• [Instructions for the task]:
The answer must be every line of the records below that holds the word "value".

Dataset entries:
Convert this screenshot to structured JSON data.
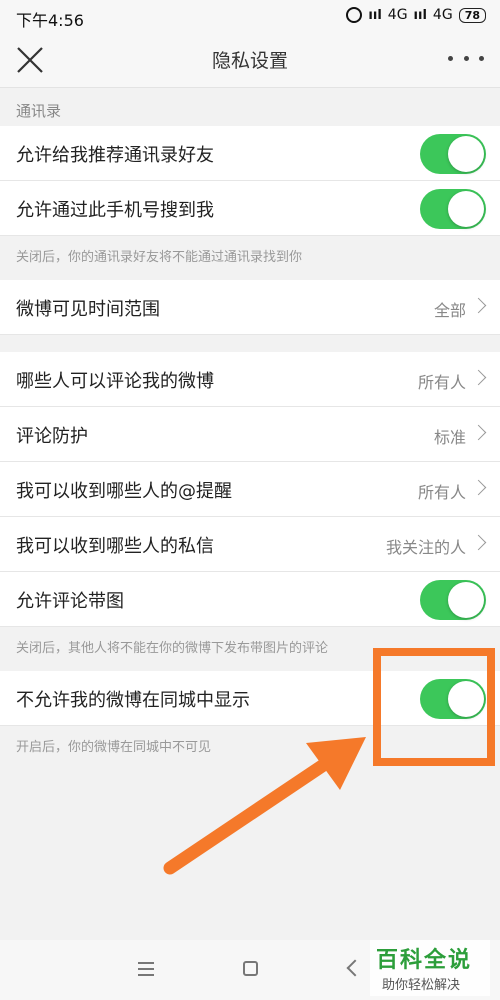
{
  "status_bar": {
    "time": "下午4:56",
    "net1": "4G",
    "net2": "4G",
    "battery": "78"
  },
  "header": {
    "title": "隐私设置"
  },
  "contacts_section": {
    "label": "通讯录"
  },
  "rows": [
    {
      "label": "允许给我推荐通讯录好友",
      "toggle_on": true
    },
    {
      "label": "允许通过此手机号搜到我",
      "toggle_on": true
    }
  ],
  "contacts_hint": "关闭后，你的通讯录好友将不能通过通讯录找到你",
  "weibo_visible": {
    "label": "微博可见时间范围",
    "value": "全部"
  },
  "comment_rows": [
    {
      "label": "哪些人可以评论我的微博",
      "value": "所有人"
    },
    {
      "label": "评论防护",
      "value": "标准"
    },
    {
      "label": "我可以收到哪些人的@提醒",
      "value": "所有人"
    },
    {
      "label": "我可以收到哪些人的私信",
      "value": "我关注的人"
    }
  ],
  "image_comment": {
    "label": "允许评论带图",
    "toggle_on": true
  },
  "image_comment_hint": "关闭后，其他人将不能在你的微博下发布带图片的评论",
  "same_city": {
    "label": "不允许我的微博在同城中显示",
    "toggle_on": true
  },
  "same_city_hint": "开启后，你的微博在同城中不可见",
  "watermark": {
    "title": "百科全说",
    "subtitle": "助你轻松解决"
  },
  "colors": {
    "toggle_on": "#3cc75a",
    "highlight": "#f5792a",
    "watermark": "#2c9e3a"
  }
}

• [Task output]:
    "value": "全部"
      "value": "所有人"
      "value": "标准"
      "value": "所有人"
      "value": "我关注的人"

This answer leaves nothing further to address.